The World Health Organization estimated 1.6 billion people over the age of 15 years to be overweight. The report also revealed that over 20 million children under the age of five were overweight. In 1970, the number of Americans who were obese stood at approximately 15 percent of the total American population. Currently, the rate has increased to 33 percent of the total American population. Therefore, there is a close relationship between the increase in the rate of obesity and introduction/consumption of high fructose corn syrup. Despite the truth that there exist other influences that may have contributed to increase in obesity rate, the consumption of corn syrup cannot be overlooked (Parker, H. march 22, 2010).
To illustrate possibilities of high fructose corn syrup leading to obesity, researchers in Princeton Neuroscience Institute released a report, published on 26/2/ 2010, showing that corn syrup caused an increase in weight in rats. The report also showed that these rats also had developed metabolic syndrome as compared to those that were fed on natural sugar alone. This is a clear indication of how the body responds once we ingest corn sugar (Parker, March 22, 2010).
Ample claims have been put forward to explain why high fructose corn syrup is linked to obesity. The inability of fructose to produce satiety hormone, causes the body to demand more food. The individual is thus unable to control the amount of food intake. This increases the amount of nutrients in the body resulting in a high rate of fat deposition, hence overweight problems. The natural sugar does not result in such cases since it has a capacity to stimulate insulin that in turn controls Leptin. Moreover, high fructose corn syrup is associated with resistance to Leptin protein.
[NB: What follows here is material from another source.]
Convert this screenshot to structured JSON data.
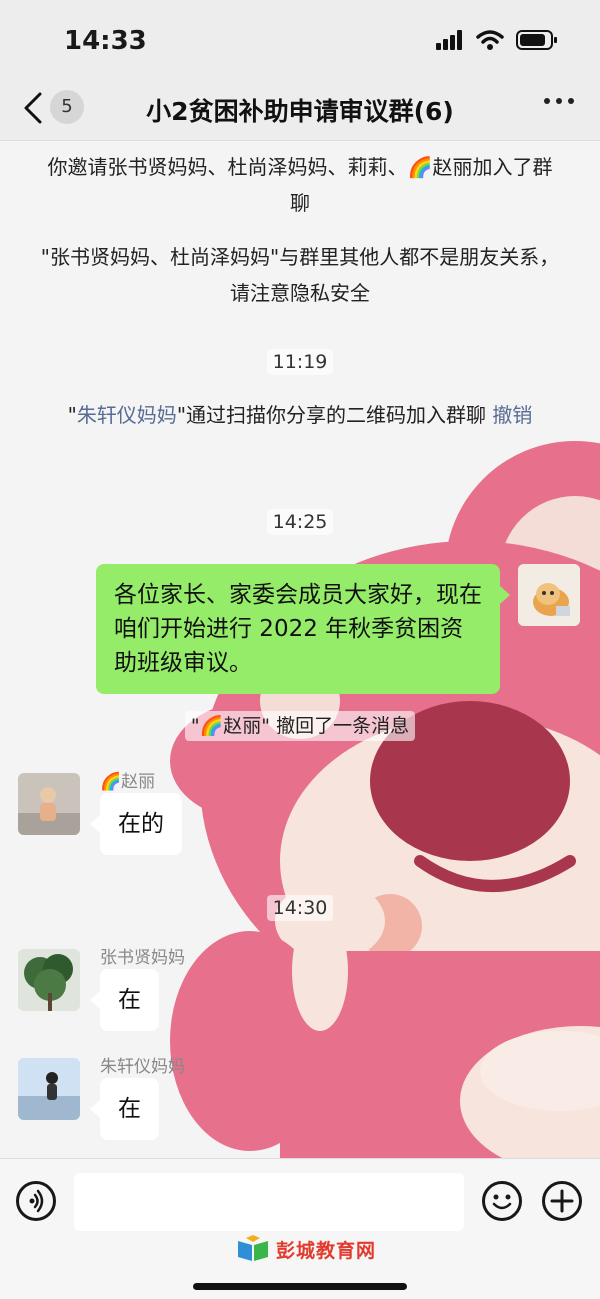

This causes increased hunger that drives a person to consume a lot, but the more the individual consumes, the more he becomes hungrier (Barrington, 2009).
Fructose metabolism results in an increased level of triglycerides in the body. As mentioned earlier, the metabolism of fructose yields acetyl CoA in large numbers. These products are then converted into fat that is deposited in the body. Consequently, the individual adds up weight drastically. Since the body keeps demanding more food, and the food is synthesized to lipid and deposited in the body, the rate of individual developing to obese is increased.
People consuming high fructose corn syrup products tend to develop fat cells along the heart muscle as well as other vital organs. This was proved through a research done in the University of California (Barrington, 2009). In this research, volunteers were on a controlled diet that had a high proportion of fructose, while another group received a diet rich in glucose. After a period of over ten weeks, the groups were evaluated for changes. The group that received a diet high in fructose was found to have ‘developed fat cells around their heart, liver and digestive organs’ (Barrington, 2009). It is fascinating to have some people oppose the fact that high fructose products lead to obesity, even after a clear demonstration of such effects from this research. If the people continued to be on the same diet, there would be some evidence of weight differences between the two groups.